ACEA supports the incentives to boost the sales of electric or hybrid cars, but thinks they are not very realistic. Jonnaert calls on all European institutions to conclude a final agreement that protects the environment and the industry. “We can’t let out of sight an affordable and comfortable mobility for all customers”, he concludes.
The Netherlands head a group of disappointed countries
Together with countries like Ireland, Denmark, Sweden, Luxembourg and Slovenia the Netherlands signed a joint statement where they declare being disappointed that the 40% reduction by 2030 proposed by the European parliament was not withheld. They still hope that the discussions between Parliament and member states (started on Wednesday) will lead to a higher reduction percentage.
Initially France and Belgium were also part of this group in favour of the 40% reduction, but Chancellor Merkel called president Macron of France and Prime-Minister Michel of Belgium to persuade them to accept a compromise in the middle between the 30% (Commission proposal) and 40% (EU Parliament vote).
Merkel feared that if she would be a hard-liner for the 30% all the way, there could be an alternative coalition in the making forcing even more stringent measures.
40% reduction is possible
Car technology researcher, Mark Pecqueur, teaching at the Thomas More Hogeschool (Belgium), is not surprised that the car industry is so negative.
“If they want to reach this 40% target manufacturers will have to build smaller, more efficient and less powerful engines and include a certain amount of electric cars in their portfolio. The -40% is not calculated on every single model but on the average emission of the whole fleet of vehicles one is producing.”
Hydrogen Europe’s best bet
Nevertheless, Pecqueur is not persuaded that electrification is the only way to go. “For electric cars you are forced to use a lot of rare metal materials and secondly you get very dependent of the Chinese while they have practically all resources in the field and are also the biggest battery producers.
That’s why in the long run hydrogen can be an alternative, not only for fuel cells but also by simply burning it. As an engineer I don’t understand why there is no interest for the latter solution.” Meanwhile he thinks the diesel engine has still a role to play as an intermediate to non-fossil combustion because a modern diesel engine is now very clean and produces less CO2.

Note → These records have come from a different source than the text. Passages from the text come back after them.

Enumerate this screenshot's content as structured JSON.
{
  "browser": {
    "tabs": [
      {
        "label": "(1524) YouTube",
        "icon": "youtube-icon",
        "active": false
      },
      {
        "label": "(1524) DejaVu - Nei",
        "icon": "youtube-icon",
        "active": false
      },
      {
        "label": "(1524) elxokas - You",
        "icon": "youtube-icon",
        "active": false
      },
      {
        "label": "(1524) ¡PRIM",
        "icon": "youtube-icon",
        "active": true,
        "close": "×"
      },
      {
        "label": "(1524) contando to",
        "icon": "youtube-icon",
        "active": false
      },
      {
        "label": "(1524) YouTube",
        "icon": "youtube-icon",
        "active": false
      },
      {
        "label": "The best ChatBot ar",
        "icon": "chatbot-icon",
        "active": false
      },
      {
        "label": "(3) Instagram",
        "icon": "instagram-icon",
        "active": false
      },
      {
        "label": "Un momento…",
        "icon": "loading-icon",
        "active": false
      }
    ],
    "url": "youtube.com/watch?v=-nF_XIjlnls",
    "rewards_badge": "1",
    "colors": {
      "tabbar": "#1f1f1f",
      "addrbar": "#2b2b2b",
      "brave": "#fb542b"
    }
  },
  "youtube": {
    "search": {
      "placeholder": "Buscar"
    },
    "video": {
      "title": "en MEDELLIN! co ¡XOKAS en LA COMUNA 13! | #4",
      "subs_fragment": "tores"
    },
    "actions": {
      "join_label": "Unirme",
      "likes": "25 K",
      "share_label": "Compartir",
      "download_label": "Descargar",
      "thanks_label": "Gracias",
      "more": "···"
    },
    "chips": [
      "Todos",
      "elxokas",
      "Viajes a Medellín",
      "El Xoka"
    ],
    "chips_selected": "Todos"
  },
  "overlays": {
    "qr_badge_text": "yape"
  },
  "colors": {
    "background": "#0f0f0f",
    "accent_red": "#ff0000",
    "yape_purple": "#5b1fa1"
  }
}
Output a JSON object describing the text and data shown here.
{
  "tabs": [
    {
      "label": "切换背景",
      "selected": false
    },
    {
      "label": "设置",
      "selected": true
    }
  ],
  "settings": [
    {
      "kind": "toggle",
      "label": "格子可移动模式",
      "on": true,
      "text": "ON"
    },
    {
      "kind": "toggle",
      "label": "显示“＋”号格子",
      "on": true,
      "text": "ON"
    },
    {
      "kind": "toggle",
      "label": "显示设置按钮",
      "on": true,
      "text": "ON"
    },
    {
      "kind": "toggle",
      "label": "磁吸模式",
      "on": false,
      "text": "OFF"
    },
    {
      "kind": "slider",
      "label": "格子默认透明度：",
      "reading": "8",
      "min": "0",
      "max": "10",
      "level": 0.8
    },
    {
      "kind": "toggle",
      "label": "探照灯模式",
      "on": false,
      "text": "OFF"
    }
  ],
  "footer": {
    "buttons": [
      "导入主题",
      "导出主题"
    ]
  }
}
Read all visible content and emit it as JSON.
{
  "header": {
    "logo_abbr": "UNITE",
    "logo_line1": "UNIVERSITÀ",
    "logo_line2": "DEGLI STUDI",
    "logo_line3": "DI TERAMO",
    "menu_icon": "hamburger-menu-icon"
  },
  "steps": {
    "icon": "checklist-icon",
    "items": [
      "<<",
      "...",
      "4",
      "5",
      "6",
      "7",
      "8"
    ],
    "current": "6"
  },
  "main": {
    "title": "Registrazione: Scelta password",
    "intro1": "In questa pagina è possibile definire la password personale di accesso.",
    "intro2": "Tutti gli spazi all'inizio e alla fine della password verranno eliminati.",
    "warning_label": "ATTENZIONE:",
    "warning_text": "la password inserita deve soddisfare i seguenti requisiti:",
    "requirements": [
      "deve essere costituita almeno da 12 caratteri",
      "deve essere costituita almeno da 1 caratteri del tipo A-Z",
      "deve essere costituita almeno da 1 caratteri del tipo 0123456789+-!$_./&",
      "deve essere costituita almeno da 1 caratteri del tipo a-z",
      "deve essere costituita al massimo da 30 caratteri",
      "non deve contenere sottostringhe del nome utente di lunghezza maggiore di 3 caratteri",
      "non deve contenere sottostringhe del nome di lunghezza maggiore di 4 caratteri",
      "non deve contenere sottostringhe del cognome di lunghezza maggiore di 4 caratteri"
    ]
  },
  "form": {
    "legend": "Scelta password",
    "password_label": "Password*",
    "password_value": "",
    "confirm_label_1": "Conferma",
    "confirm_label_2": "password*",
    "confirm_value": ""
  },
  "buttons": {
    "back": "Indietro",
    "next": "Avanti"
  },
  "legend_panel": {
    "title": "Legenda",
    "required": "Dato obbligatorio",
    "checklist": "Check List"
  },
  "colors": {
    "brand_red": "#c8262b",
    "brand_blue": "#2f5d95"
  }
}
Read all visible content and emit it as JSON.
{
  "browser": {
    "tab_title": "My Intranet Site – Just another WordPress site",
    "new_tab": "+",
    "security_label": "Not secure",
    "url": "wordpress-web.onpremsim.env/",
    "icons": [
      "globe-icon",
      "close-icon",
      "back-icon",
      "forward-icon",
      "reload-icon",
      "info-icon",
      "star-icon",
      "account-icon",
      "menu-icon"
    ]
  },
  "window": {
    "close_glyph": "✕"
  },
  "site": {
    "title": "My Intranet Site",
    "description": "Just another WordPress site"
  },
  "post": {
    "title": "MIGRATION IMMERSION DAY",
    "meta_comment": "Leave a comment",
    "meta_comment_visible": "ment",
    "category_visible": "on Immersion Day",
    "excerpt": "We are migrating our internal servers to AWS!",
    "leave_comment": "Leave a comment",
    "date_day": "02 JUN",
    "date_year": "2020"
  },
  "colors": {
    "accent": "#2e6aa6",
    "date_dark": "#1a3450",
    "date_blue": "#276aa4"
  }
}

“If car manufacturers want to pay the cost for diesel adaptation, this type of engine can still be useful, but there is also perception, if the consumer doesn’t want the diesel anymore and/or is getting unsure about its future, the diesel is dead for passenger cars.”